Circular junctions existed long before the advent of the modern-day roundabout, with the United Kingdom leading the way in the 1960s and the U.S. following suit later, in 1990.
In a country where streets, neighborhoods and structures are generally laid out in a grid pattern, the introduction of a circular element such as a roundabout can feel out of place, even a bit unnerving.
Join us as we explore the benefits and best practices for successfully navigating these innovative round thoroughfares and how— one by one—they are positively impacting the safety, efficiency and ease-of-transport for many of our communities.
Round is sound
The Transportation Research Board and Insurance Institute for Highway Safety have both determined that roundabouts have lower crash rates than traffic signals or stop sign-controlled intersections. Due to their circular shape, roundabouts inherently help drivers avoid the three most severe types of intersection collisions: right-angle, left-turn and head-on, a 72-80 percent reduction in overall crash-related injuries.
The shape of the roundabout also lends itself to increased pedestrian safety. Because traffic moves in only one direction, and speeds are slower and more consistent, pedestrians have ample time to gauge oncoming traffic before making a crossing. In addition, the crossing distance within a roundabout is shorter than traditional intersections, minimizing the length and time a person is potentially vulnerable to moving vehicles.
Low-emission and efficient
How many times have you sat and waited…and waited…at a red traffic signal, with no foreseen traffic approaching or passing through the green light? Roundabouts provide a more efficient transportation experience. They are designed to handle higher traffic volumes while helping to get vehicles through more quickly. They are also more environmentally friendly, reducing idle time, subsequent noise pollution and fuel consumption—as well as harmful vehicle emissions.
Incorporating a roundabout into your community, like any major infrastructure improvement, has an upfront cost. Contrary to belief, however, roundabouts are actually more cost-effective in the long term. Installation of a roundabout minimizes electricity use and eliminates the need for recurring traffic signal maintenance, which costs—on average—$3,000 to $5,000 per year. In addition, the lifespan of a typical roundabout is about 25 years, so the compounded cost savings make a significant impact.
5 steps for safe, confident roundabout navigation
1. Anticipate! Think about which direction you are ultimately planning to go. Follow provided lane signage and road markings and pick the appropriate lane before you enter a roundabout. If you pick the correct lane on entry, you should not need to change lanes to exit to your desired destination.
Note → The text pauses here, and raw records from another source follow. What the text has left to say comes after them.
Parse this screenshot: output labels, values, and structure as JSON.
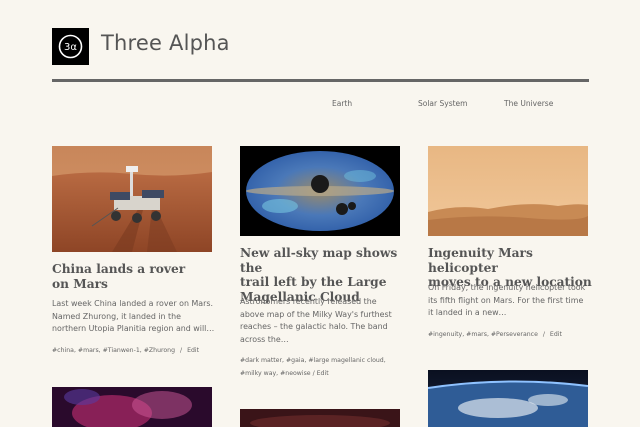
{
  "site": {
    "title": "Three Alpha",
    "logo_text": "3α"
  },
  "nav": [
    "Earth",
    "Solar System",
    "The Universe"
  ],
  "posts": [
    {
      "title_lines": [
        "China lands a rover",
        "on Mars"
      ],
      "excerpt_lines": [
        "Last week China landed a rover on Mars.",
        "Named Zhurong, it landed in the",
        "northern Utopia Planitia region and will…"
      ],
      "tags": [
        "#china",
        "#mars",
        "#Tianwen-1",
        "#Zhurong"
      ],
      "edit": "Edit"
    },
    {
      "title_lines": [
        "New all-sky map shows the",
        "trail left by the Large",
        "Magellanic Cloud"
      ],
      "excerpt_lines": [
        "Astronomers recently released the",
        "above map of the Milky Way's furthest",
        "reaches – the galactic halo. The band",
        "across the…"
      ],
      "tags_line1": [
        "#dark matter",
        "#gaia",
        "#large magellanic cloud"
      ],
      "tags_line2": [
        "#milky way",
        "#neowise"
      ],
      "edit": "Edit"
    },
    {
      "title_lines": [
        "Ingenuity Mars helicopter",
        "moves to a new location"
      ],
      "excerpt_lines": [
        "On Friday, the Ingenuity helicopter took",
        "its fifth flight on Mars. For the first time",
        "it landed in a new…"
      ],
      "tags": [
        "#ingenuity",
        "#mars",
        "#Perseverance"
      ],
      "edit": "Edit"
    }
  ],
  "colors": {
    "background": "#f9f6ef",
    "rule": "#666666",
    "text": "#555555"
  }
}
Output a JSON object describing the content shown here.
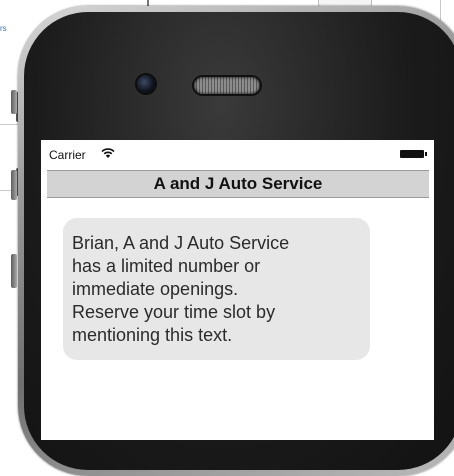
{
  "background_page": {
    "link_fragment": "rs"
  },
  "status_bar": {
    "carrier": "Carrier",
    "wifi_icon": "wifi-icon",
    "battery_icon": "battery-icon"
  },
  "header": {
    "title": "A and J Auto Service"
  },
  "message": {
    "lines": [
      "Brian, A and J Auto Service",
      "has a limited number or",
      "immediate openings.",
      "Reserve your time slot by",
      "mentioning this text."
    ]
  },
  "colors": {
    "title_bar": "#d3d3d3",
    "bubble": "#e7e7e7",
    "phone_bezel": "#1b1b1b"
  }
}
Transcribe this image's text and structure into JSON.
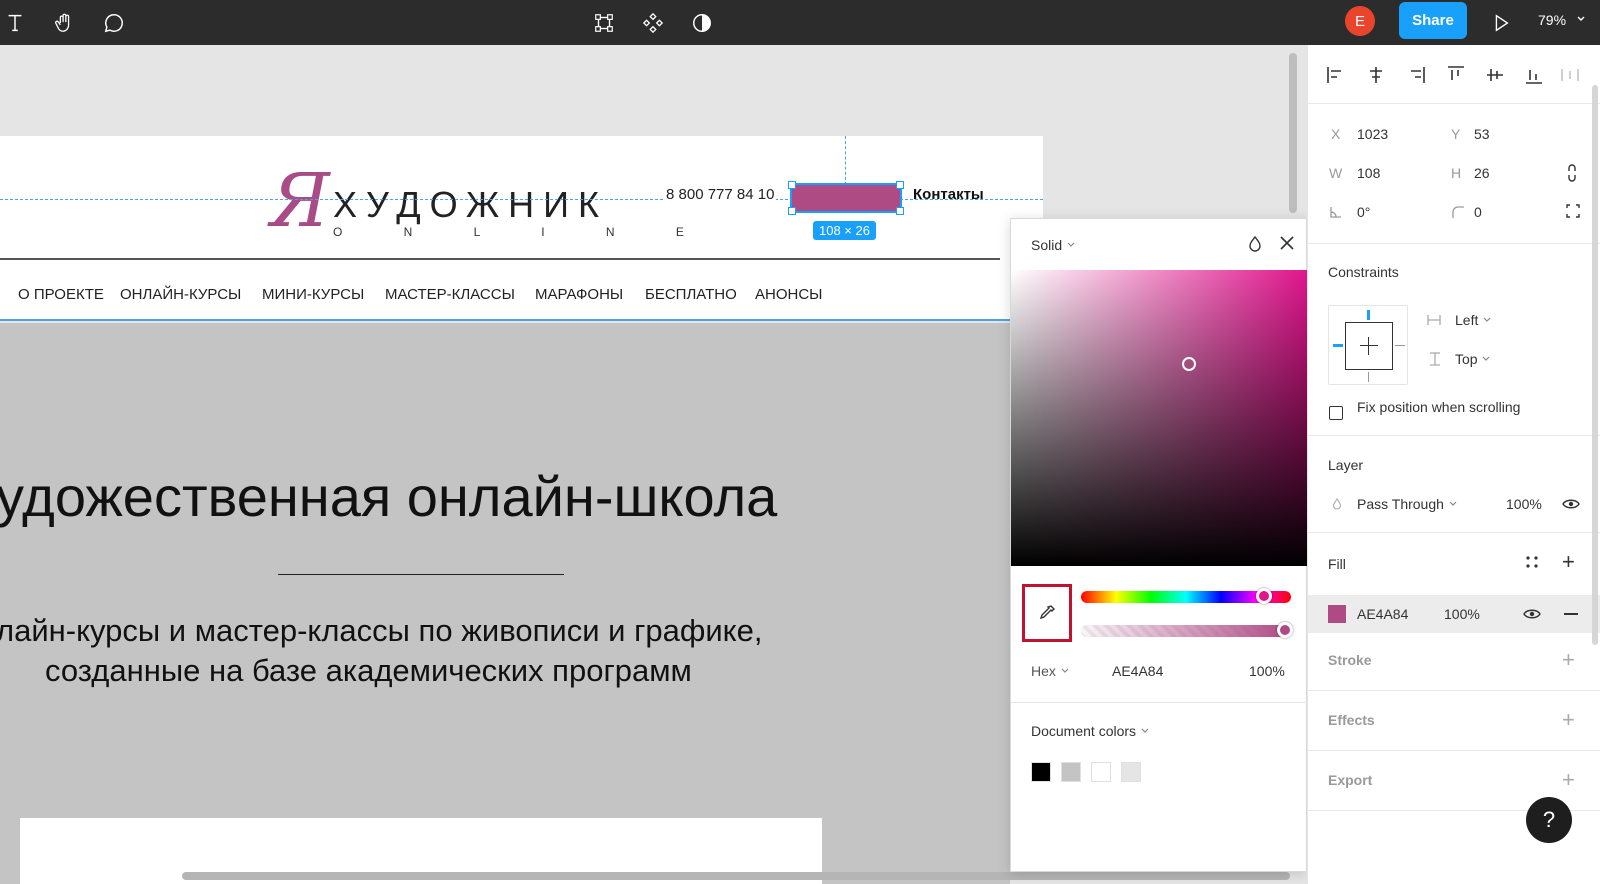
{
  "toolbar": {
    "avatar_initial": "E",
    "share_label": "Share",
    "zoom_level": "79%",
    "icons": [
      "text-tool-icon",
      "hand-tool-icon",
      "comment-icon",
      "frame-icon",
      "component-icon",
      "contrast-icon",
      "play-icon"
    ]
  },
  "website": {
    "logo_text": "ХУДОЖНИК",
    "logo_sub": "O N L I N E",
    "phone": "8 800 777 84 10",
    "contacts": "Контакты",
    "nav": [
      "О ПРОЕКТЕ",
      "ОНЛАЙН-КУРСЫ",
      "МИНИ-КУРСЫ",
      "МАСТЕР-КЛАССЫ",
      "МАРАФОНЫ",
      "БЕСПЛАТНО",
      "АНОНСЫ"
    ],
    "hero_title": "удожественная онлайн-школа",
    "hero_sub_1": "лайн-курсы и мастер-классы по живописи и графике,",
    "hero_sub_2": "созданные на базе академических программ"
  },
  "selection": {
    "badge": "108 × 26",
    "fill_color": "#AE4A84"
  },
  "color_picker": {
    "mode": "Solid",
    "format": "Hex",
    "hex": "AE4A84",
    "opacity": "100%",
    "document_colors_label": "Document colors",
    "swatches": [
      "#000000",
      "#C4C4C4",
      "#FFFFFF",
      "#E5E5E5"
    ]
  },
  "panel": {
    "x_label": "X",
    "x_value": "1023",
    "y_label": "Y",
    "y_value": "53",
    "w_label": "W",
    "w_value": "108",
    "h_label": "H",
    "h_value": "26",
    "rotation": "0°",
    "radius": "0",
    "constraints_title": "Constraints",
    "constraint_h": "Left",
    "constraint_v": "Top",
    "fix_position": "Fix position when scrolling",
    "layer_title": "Layer",
    "blend_mode": "Pass Through",
    "layer_opacity": "100%",
    "fill_title": "Fill",
    "fill_hex": "AE4A84",
    "fill_opacity": "100%",
    "stroke_title": "Stroke",
    "effects_title": "Effects",
    "export_title": "Export",
    "help": "?"
  },
  "colors": {
    "accent": "#18A0FB",
    "selection_fill": "#AE4A84",
    "toolbar_bg": "#2C2C2C"
  }
}
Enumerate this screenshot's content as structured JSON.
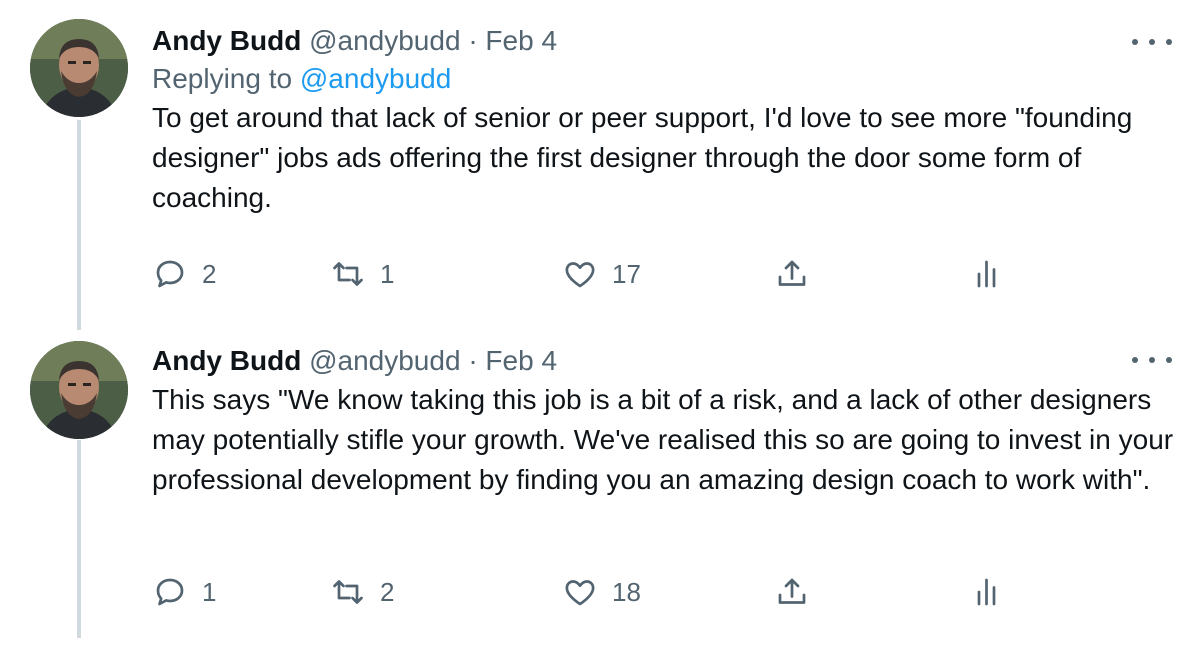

2. Take it slow. Roundabouts are engineered to reduce vehicle speed. Take your time to ensure a safe, successful transition throughout.
3. Yield to traffic coming from the left. Yield to all traffic coming from the left (including bicyclists) already in motion within the roundabout. Traffic in a roundabout always circulates one way, in a counterclockwise direction. Enter when there is a safe and adequate gap.
4. Yield to pedestrians. Most roundabouts have designated crosswalks for pedestrians. They always have the right of way. Pedestrians should be assertive and point their intention to cross.
5. Give trucks space. Don’t crowd large trucks by trying to pass them or squeeze beside them in a roundabout.
Roundabouts are more than mobility-enhancing designs. They’re traffic ergonomics. These innovative intersections are helping to create a more comfortable, safe and reliable experience for every member of the community.
The MSA roundabout team has a portfolio of successful projects and is ready to provide the right solution for your community’s transportation needs. Learn more about our Traffic Engineering and Roundabout services here or check out this footage by our Aerial Solutions Team of an MSA roundabout project in Appleton, Wisconsin!
Mark Lenters served as MSA’s vice president and Transportation program manager for the Southern region of the United States from November 2016 to June 2019.